The Department of Chemical and Biological Engineering’s Dr. Surya Mallapragada and Dr. Ian Schneider have received promotions that became effective August 15, 2016.
Dr. Mallapragada has been awarded the title of Distinguished Professor. The title honors exemplary performance in research and/or creative activities as reflected by a national or international reputation in the nominee’s discipline. The nominee must also have demonstrated outstanding performance in teaching and advising, extension/professional practice, or institutional service.
Mallapragada, who is also the Carol Vohs Johnson Chair (“Carol’s Chair”) in Chemical and Biological Engineering, joined Iowa State’s CBE faculty in 1996 as an assistant professor after receiving her Ph.D. from Purdue University and performing postdoctoral work at MIT. She was promoted to associate professor with tenure in 2001 and to full professor in 2006. She also served as program director of the Chemistry & Biomolecular Materials Program at Ames Laboratory from 2004-2008. She served as chair of the CBE department from 2009-13.
Her research interests include smart polymers for gene delivery; polymers for vaccine delivery; bioinspired nanocomposites; nanoparticles for co-localization of multiple enzymes; and a special focus on neural tissue engineering and control of stem cell differentiation, which has applications in pancreatic cancer and nanomedicines for treating brain injuries.
Dr. Ian Schneider has been promoted to Associate Professor. He joined the CBE faculty at Iowa State as an assistant professor in 2009 after graduating with his B.S. in chemical and biological engineering from Iowa State in 2000, an M.S. from North Carolina State in 2002 and Ph.D. in 2005. In 2005 he became a postdoctoral research associate at the Scripps Research Institute in La Jolla, CA, where he was named a Damon Runyon Cancer Research Foundation fellow.

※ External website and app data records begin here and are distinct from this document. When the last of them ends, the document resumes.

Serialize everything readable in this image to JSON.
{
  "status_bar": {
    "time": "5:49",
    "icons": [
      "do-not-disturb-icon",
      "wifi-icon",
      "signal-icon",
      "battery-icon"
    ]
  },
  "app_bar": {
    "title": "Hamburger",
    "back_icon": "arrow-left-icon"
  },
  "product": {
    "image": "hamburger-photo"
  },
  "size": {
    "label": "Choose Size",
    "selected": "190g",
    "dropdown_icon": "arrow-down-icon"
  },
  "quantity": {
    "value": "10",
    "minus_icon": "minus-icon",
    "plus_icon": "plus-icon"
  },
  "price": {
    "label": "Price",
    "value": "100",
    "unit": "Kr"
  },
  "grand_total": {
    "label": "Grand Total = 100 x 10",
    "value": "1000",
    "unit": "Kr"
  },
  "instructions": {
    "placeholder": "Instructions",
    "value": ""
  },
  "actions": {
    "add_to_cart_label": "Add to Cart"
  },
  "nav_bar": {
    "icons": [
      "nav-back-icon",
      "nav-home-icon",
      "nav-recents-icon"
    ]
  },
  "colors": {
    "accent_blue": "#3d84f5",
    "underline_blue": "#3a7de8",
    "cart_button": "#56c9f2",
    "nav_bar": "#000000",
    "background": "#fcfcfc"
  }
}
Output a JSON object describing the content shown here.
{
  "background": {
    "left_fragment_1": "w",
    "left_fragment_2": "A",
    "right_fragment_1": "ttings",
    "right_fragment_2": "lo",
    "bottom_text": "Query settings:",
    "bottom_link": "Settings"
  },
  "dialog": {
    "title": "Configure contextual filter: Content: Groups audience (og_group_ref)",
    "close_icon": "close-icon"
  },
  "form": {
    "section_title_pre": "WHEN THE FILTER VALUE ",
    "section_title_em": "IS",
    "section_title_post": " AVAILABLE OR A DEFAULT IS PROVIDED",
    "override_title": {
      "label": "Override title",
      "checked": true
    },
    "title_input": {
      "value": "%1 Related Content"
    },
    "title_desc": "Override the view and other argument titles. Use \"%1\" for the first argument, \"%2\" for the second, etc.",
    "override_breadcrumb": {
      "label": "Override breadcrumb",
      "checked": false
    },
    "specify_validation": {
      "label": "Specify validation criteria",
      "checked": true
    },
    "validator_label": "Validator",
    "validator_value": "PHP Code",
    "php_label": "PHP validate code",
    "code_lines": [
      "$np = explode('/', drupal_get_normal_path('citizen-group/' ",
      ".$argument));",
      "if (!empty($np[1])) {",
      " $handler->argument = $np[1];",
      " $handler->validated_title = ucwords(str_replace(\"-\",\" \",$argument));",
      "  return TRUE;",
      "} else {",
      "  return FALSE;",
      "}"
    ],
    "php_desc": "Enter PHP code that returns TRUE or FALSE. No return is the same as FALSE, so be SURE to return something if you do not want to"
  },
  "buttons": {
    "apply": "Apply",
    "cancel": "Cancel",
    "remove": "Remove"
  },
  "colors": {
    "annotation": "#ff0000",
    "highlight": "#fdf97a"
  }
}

Dr. Schneider’s research interests include cellular and molecular mechanisms of metastasis, with a special emphasis on understanding how cancer cells sense structure in the environment around tumors, and how structure can allow cancer cells to migrate and spread the condition.